» **Provided entries**:
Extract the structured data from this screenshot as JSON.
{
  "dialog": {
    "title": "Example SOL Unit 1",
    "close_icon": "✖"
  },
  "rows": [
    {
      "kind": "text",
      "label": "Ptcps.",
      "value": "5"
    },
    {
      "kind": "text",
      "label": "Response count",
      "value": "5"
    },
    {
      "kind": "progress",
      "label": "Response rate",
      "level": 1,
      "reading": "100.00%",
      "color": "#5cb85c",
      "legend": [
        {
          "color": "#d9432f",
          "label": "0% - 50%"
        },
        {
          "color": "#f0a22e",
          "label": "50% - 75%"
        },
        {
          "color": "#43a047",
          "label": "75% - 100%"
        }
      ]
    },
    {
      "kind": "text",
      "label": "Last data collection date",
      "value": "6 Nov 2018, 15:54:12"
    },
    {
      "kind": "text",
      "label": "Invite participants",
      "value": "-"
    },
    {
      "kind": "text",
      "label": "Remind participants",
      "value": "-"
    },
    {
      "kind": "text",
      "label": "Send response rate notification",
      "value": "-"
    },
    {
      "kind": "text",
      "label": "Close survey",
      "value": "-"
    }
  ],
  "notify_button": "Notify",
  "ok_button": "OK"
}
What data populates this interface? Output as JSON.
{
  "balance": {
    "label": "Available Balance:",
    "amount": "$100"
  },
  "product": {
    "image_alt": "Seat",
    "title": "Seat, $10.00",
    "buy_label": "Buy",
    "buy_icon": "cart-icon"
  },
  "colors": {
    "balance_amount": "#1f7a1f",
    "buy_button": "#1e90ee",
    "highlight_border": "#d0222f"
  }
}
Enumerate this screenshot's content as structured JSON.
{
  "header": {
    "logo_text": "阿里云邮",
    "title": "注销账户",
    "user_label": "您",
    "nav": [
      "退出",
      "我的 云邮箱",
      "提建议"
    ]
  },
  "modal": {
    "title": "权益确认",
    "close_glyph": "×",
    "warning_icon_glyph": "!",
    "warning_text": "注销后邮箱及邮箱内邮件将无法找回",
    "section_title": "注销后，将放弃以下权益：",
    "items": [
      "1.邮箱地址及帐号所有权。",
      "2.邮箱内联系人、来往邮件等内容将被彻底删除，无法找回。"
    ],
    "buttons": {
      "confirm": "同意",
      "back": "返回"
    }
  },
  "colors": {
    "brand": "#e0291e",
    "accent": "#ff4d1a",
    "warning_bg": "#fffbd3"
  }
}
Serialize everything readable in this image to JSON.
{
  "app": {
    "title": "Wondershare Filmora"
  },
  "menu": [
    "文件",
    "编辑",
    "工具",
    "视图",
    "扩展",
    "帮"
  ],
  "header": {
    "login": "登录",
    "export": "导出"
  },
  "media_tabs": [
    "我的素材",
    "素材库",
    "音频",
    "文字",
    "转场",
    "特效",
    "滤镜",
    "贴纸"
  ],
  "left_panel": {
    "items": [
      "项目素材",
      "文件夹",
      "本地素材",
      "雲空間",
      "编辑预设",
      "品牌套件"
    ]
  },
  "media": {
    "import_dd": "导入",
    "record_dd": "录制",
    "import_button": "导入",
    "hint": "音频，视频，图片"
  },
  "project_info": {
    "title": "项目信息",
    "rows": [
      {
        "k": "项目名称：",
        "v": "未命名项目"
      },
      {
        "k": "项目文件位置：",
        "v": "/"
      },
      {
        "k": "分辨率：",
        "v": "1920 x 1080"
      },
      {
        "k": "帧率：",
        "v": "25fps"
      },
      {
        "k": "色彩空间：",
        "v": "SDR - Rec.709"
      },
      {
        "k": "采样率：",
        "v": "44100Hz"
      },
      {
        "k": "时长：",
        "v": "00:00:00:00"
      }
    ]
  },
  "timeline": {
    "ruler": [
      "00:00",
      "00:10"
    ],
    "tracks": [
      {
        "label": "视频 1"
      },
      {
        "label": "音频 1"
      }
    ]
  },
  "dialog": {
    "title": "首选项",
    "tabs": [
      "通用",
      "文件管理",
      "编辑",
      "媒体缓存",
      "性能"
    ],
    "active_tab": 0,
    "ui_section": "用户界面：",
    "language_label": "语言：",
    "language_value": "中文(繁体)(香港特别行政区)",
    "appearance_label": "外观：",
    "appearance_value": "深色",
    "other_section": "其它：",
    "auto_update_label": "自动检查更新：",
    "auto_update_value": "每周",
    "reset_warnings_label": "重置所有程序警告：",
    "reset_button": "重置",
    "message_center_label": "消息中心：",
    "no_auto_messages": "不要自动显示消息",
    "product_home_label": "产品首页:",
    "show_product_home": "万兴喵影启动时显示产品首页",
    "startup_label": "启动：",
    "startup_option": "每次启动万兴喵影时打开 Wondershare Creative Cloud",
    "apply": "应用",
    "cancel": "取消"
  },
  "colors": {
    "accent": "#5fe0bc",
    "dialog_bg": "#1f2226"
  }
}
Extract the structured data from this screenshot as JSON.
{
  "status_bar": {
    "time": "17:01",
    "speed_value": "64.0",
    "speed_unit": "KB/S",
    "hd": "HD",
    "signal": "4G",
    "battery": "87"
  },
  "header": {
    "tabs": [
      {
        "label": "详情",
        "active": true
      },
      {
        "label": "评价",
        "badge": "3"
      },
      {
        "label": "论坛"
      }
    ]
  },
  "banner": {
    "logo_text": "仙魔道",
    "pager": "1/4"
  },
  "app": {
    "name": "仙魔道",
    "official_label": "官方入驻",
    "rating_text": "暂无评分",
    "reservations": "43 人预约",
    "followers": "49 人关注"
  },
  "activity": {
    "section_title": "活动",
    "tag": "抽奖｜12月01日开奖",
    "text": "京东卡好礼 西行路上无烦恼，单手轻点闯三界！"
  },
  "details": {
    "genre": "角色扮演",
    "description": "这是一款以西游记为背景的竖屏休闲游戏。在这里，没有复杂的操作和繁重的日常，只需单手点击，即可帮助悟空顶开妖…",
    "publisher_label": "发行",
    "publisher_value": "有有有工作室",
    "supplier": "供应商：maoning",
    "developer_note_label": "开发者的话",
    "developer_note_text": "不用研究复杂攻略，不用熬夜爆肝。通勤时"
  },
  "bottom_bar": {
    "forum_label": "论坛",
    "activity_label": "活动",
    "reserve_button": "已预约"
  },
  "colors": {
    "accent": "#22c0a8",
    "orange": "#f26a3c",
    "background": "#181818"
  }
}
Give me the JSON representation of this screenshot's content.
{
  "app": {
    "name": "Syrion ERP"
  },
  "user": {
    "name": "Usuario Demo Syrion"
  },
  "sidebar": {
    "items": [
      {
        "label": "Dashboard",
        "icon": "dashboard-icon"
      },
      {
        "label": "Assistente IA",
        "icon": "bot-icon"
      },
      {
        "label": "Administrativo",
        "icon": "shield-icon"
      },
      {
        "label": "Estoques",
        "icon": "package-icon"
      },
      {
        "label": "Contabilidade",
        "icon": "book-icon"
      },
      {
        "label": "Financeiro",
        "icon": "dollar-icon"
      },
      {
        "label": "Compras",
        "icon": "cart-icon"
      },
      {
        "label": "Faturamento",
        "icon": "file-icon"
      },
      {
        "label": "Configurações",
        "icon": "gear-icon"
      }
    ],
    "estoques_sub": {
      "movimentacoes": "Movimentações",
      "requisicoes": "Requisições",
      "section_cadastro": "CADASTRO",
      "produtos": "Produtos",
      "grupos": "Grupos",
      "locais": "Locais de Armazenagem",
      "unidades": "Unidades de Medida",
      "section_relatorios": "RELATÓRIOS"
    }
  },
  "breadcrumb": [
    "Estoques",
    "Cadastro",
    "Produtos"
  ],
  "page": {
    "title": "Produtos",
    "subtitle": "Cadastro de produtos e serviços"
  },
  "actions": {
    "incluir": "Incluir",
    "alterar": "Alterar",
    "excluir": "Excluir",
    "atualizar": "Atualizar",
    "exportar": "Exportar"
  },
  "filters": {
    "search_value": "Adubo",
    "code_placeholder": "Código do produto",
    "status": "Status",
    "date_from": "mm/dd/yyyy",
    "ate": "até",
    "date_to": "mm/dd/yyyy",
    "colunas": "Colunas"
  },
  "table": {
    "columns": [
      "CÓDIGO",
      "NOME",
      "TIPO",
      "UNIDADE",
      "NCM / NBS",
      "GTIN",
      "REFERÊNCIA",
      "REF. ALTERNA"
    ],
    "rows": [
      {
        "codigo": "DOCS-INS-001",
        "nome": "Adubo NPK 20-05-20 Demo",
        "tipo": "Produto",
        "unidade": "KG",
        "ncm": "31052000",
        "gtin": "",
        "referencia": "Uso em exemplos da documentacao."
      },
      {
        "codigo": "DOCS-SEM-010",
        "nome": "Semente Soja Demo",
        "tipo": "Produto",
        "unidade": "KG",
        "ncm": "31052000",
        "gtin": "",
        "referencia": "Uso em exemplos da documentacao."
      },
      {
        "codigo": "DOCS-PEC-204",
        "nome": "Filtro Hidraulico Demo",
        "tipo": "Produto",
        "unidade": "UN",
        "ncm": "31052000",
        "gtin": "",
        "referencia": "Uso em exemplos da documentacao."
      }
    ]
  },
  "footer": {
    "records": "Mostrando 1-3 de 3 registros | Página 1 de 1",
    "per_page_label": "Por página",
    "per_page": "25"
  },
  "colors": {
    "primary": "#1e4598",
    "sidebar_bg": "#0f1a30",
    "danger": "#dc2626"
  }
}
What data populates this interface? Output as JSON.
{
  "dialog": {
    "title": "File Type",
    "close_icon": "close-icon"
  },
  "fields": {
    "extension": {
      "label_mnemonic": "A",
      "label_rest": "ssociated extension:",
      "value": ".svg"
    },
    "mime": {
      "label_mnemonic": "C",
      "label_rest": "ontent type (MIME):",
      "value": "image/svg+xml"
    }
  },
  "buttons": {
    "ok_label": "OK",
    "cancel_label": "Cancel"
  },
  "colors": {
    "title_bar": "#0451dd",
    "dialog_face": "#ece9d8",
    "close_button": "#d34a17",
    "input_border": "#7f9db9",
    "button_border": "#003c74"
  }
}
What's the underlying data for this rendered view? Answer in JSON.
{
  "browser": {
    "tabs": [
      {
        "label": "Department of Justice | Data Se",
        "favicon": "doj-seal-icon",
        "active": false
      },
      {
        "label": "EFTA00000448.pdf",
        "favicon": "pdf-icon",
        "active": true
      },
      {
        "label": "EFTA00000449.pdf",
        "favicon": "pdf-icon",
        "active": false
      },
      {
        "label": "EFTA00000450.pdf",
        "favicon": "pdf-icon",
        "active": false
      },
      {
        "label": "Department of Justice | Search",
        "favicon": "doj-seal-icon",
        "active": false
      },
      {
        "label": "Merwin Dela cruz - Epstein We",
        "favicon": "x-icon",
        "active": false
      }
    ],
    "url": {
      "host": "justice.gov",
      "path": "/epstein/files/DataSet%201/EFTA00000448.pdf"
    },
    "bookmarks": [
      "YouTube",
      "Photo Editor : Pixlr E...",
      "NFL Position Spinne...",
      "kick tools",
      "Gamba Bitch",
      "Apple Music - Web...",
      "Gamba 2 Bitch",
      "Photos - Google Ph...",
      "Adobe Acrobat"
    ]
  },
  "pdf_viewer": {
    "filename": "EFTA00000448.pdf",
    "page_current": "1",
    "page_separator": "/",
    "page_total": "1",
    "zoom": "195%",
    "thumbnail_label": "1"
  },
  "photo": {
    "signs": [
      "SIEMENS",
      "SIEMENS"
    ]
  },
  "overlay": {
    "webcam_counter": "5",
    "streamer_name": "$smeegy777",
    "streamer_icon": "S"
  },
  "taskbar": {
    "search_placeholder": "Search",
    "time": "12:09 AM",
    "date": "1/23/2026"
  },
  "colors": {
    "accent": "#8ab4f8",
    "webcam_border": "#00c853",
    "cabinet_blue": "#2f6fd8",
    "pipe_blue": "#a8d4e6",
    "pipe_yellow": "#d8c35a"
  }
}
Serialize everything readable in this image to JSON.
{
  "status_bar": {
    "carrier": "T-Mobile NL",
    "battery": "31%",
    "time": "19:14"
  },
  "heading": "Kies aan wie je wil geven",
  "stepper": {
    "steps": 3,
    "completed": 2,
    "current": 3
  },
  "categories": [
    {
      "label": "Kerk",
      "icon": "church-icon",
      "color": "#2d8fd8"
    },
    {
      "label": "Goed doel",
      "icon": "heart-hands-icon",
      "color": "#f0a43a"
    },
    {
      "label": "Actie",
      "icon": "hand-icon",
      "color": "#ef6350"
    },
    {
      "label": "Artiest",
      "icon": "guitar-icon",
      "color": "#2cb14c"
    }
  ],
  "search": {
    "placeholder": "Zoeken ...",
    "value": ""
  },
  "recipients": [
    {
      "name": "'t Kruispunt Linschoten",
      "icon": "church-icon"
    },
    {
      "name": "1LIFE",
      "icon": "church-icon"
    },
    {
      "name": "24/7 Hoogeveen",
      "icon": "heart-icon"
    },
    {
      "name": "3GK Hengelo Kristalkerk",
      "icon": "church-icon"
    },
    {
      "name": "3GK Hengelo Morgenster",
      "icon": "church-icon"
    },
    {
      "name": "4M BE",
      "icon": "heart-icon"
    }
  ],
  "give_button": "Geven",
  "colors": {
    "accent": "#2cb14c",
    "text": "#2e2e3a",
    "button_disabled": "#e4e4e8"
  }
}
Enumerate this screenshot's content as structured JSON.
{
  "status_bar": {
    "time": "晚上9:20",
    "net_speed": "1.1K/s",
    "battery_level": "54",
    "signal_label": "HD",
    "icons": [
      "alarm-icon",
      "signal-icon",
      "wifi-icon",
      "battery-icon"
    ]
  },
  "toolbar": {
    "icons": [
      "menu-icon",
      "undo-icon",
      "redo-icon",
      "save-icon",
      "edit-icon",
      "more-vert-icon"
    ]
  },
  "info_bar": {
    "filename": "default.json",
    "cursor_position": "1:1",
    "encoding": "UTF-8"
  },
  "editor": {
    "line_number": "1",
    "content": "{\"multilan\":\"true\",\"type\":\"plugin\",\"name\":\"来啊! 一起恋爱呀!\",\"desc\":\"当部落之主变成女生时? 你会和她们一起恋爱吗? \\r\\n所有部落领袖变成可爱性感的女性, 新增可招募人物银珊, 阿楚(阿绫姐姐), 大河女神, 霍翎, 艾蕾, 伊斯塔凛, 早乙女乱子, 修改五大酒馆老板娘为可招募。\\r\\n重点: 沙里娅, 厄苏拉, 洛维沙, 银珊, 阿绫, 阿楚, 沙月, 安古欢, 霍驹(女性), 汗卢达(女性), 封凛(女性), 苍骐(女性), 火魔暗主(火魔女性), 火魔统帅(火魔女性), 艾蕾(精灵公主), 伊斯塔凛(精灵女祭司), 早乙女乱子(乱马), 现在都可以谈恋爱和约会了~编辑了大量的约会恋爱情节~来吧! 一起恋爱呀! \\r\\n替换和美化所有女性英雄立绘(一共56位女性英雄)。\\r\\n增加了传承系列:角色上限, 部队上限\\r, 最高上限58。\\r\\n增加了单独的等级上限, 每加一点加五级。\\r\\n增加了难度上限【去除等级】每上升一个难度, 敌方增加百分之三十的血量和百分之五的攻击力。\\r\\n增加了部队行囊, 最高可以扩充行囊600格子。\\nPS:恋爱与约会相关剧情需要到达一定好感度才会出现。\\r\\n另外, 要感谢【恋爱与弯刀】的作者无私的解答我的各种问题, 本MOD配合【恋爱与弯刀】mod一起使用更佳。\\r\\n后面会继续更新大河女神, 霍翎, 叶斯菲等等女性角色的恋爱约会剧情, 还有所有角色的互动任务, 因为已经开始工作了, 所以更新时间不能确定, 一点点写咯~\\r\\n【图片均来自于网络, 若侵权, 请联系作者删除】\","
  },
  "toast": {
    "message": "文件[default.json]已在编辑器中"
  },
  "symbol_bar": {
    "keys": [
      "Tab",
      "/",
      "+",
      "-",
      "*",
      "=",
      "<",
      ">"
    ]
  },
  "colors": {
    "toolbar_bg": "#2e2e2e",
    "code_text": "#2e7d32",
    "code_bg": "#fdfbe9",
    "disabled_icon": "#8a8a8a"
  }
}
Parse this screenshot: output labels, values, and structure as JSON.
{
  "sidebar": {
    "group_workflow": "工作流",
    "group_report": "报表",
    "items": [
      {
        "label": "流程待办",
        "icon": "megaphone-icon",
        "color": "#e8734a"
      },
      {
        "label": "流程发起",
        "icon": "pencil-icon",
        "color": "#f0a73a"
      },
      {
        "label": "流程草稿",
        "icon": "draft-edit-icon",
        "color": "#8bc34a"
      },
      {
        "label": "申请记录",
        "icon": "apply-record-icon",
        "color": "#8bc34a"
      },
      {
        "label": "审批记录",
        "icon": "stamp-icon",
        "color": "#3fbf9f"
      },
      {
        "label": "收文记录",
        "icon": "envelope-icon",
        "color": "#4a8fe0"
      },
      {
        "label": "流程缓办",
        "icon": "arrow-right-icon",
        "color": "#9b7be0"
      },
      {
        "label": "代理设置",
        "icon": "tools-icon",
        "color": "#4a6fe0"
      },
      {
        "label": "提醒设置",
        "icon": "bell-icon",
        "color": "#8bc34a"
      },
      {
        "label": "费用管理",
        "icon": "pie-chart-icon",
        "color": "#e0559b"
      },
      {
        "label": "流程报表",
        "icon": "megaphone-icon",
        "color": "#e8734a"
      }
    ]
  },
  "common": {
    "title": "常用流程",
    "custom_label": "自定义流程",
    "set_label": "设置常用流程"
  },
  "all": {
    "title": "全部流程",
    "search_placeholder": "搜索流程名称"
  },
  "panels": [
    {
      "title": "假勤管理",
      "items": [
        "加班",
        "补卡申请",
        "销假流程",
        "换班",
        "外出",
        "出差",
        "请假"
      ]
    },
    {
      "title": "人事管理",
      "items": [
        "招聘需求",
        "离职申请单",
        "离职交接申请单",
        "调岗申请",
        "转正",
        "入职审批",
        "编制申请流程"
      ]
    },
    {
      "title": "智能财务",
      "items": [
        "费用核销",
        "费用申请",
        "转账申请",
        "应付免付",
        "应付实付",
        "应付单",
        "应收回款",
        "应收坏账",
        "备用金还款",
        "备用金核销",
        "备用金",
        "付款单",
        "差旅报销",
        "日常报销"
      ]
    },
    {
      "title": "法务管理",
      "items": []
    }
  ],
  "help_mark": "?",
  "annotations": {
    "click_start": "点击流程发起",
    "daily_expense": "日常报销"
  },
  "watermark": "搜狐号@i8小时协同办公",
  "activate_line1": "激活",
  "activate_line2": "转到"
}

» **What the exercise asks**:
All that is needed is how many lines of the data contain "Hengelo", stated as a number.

» **Exercise response**:
2